But when Atkinson won the bid, the company offered an alternate plan: Two raised bridges, high enough that avalanches could slide underneath.
The bridges eliminate federally required safety measures inside the snowshed, such as adequate ventilation, lighting and fire protection.
“Everyone saw immediately the benefits of not having a long-term operating and maintenance risk of a snowshed and its electrical and mechanical systems,” said Bob Adams, vice president of Atkinson. Cost savings are estimated to be $650,000 a year.
This week, the Transportation Department will give the company the official go-ahead to begin construction.
The construction site runs from the western side of the snowshed to just beyond Keechelus Dam. It’s not scheduled to be completed until 2017, so drivers can expect some level of disruption from April through October every year until completion.
But the company is committed to keeping two lanes of traffic open in each direction at peak travel times, said Brian White, assistant regional administrator for I-90 construction.
“We’ll try to minimize the effect to the public as much as we can,” he said.
On weeknights this summer, he said, drivers should check the WSDOT’s website before traveling across the pass, as crews will be rock blasting several nights a week. The blasting starts an hour before dusk, and the freeway generally is closed for about an hour each time.
Cost of the bridges is about the same as the proposed snowshed, officials say – about $71 million of the total $551 million project, paid out of a 91/2-cent state gas tax implemented in 2005, which also funds several other road projects.

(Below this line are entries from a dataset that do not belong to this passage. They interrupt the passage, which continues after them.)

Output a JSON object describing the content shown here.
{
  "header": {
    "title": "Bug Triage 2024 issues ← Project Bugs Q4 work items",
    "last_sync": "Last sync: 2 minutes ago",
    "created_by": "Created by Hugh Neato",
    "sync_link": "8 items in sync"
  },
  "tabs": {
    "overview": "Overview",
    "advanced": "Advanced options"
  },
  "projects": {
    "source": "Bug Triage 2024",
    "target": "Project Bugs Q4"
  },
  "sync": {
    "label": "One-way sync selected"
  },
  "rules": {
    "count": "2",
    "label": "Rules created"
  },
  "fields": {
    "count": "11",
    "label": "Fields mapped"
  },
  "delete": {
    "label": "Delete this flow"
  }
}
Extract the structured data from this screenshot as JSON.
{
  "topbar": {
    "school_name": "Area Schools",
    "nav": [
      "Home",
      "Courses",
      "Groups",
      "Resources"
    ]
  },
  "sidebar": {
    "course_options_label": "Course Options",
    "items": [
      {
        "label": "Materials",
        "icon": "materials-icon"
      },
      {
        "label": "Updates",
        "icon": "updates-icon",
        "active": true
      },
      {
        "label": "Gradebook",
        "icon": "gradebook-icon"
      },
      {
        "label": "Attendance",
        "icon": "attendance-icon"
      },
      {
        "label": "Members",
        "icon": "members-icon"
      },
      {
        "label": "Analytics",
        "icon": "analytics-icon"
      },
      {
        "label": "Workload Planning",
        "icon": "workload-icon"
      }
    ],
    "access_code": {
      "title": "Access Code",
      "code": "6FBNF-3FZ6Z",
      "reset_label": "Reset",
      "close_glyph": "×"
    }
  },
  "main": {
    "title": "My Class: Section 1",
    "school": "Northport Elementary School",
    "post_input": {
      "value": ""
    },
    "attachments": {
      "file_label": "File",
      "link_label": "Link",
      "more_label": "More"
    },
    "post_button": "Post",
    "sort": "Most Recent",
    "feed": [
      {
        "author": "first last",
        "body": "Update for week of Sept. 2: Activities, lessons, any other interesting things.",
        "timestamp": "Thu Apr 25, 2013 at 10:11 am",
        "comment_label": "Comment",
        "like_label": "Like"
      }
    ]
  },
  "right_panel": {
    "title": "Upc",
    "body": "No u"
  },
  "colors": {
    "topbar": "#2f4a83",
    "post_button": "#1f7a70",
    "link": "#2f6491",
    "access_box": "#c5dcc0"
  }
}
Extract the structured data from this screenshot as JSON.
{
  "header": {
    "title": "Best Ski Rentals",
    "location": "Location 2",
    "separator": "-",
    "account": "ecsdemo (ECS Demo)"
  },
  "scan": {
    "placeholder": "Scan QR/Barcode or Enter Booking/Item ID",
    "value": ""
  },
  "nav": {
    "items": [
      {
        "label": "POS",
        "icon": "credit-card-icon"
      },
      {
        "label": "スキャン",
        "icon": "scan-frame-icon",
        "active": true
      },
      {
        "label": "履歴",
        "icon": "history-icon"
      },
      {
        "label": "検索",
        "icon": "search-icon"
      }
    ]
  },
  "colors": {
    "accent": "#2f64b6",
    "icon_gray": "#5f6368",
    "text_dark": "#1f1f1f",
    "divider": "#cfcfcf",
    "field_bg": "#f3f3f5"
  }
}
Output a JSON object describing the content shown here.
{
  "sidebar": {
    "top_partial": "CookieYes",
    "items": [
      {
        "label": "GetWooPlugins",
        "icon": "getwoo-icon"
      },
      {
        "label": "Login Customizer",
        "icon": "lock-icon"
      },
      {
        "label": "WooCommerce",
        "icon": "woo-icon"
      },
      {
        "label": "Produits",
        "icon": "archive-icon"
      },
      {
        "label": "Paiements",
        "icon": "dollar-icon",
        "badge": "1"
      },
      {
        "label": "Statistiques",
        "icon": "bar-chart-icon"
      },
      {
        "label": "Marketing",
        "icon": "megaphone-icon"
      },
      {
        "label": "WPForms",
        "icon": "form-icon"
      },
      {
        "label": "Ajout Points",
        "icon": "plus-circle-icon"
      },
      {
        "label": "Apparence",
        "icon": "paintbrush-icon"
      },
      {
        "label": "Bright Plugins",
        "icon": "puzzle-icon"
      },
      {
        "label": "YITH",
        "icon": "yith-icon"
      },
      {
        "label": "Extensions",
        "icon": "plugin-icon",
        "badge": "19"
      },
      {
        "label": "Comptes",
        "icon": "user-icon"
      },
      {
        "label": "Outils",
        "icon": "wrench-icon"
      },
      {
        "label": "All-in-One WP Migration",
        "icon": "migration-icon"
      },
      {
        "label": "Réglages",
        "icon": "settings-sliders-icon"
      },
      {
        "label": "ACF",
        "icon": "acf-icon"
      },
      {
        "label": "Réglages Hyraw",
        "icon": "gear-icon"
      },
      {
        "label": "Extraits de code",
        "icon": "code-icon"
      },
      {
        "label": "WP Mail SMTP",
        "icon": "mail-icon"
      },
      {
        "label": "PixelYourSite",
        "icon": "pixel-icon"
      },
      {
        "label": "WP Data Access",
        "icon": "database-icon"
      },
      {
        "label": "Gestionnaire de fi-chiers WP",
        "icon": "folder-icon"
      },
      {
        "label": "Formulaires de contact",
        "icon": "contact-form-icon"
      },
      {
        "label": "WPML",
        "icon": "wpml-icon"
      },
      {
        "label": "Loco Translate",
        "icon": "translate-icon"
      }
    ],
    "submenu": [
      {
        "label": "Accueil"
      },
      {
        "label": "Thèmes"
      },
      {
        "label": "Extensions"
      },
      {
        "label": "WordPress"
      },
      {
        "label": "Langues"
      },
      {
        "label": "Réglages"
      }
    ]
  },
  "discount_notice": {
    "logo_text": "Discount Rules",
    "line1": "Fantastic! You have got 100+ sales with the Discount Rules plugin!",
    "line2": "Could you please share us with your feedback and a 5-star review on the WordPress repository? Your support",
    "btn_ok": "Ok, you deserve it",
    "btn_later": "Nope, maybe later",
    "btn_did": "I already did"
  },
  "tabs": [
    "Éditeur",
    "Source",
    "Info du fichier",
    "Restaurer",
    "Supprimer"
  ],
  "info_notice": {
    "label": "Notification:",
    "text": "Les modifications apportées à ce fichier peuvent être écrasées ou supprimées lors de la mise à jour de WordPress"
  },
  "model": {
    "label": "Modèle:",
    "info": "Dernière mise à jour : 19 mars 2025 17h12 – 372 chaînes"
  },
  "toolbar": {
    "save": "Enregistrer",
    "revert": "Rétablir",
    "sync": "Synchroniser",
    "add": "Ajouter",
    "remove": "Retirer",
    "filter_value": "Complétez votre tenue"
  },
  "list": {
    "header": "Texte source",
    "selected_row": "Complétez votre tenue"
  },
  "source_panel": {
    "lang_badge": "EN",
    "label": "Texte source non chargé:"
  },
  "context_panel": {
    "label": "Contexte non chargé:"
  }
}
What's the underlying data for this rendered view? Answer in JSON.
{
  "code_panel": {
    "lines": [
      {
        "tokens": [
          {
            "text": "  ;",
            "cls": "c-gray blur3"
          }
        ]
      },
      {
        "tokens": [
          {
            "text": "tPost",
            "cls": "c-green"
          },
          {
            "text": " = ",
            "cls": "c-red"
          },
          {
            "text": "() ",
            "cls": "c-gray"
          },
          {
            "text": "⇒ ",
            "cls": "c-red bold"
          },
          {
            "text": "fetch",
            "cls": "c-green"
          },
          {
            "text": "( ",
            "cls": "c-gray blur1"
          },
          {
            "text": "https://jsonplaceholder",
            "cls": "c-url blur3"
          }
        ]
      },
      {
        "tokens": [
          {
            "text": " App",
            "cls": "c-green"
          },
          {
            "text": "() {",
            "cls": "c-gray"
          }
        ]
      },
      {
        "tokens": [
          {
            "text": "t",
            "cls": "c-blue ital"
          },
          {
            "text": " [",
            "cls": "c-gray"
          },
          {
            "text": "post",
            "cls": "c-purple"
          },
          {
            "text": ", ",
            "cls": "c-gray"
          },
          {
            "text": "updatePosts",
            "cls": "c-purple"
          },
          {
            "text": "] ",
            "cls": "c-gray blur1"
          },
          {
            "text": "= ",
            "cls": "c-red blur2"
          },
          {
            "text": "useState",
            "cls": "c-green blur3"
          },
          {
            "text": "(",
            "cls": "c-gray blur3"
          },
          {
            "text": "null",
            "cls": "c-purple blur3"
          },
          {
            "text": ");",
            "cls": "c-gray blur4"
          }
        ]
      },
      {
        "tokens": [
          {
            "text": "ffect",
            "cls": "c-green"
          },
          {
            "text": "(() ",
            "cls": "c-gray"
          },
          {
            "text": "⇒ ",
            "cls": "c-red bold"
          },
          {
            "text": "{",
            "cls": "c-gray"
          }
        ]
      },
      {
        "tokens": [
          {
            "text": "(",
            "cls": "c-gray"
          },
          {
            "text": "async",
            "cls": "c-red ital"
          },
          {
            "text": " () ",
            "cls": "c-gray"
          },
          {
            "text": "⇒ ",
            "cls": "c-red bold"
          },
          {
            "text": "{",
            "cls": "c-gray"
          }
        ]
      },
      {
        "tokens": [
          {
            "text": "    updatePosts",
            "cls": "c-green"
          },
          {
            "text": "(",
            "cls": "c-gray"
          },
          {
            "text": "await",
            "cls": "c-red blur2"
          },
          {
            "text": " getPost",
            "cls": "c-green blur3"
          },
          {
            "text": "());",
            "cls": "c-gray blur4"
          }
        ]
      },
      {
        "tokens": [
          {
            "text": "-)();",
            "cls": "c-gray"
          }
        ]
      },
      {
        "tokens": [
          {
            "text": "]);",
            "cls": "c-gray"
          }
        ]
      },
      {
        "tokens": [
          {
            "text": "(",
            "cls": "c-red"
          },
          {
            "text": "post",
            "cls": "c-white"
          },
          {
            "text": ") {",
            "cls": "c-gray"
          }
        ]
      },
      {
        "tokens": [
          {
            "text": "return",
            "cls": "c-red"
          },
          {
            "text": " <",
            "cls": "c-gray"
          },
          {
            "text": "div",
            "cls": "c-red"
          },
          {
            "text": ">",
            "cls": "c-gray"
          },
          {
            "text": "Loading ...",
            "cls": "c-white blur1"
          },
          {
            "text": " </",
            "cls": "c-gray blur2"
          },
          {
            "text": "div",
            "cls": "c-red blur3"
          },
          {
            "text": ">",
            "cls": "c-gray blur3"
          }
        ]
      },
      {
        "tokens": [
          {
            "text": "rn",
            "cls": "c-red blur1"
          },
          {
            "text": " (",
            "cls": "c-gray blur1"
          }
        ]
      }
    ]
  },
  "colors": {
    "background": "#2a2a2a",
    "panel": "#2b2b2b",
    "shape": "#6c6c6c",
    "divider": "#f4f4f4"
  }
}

The WSDOT is working on improvement plans for the next five miles, but that section of the project has no funding source yet.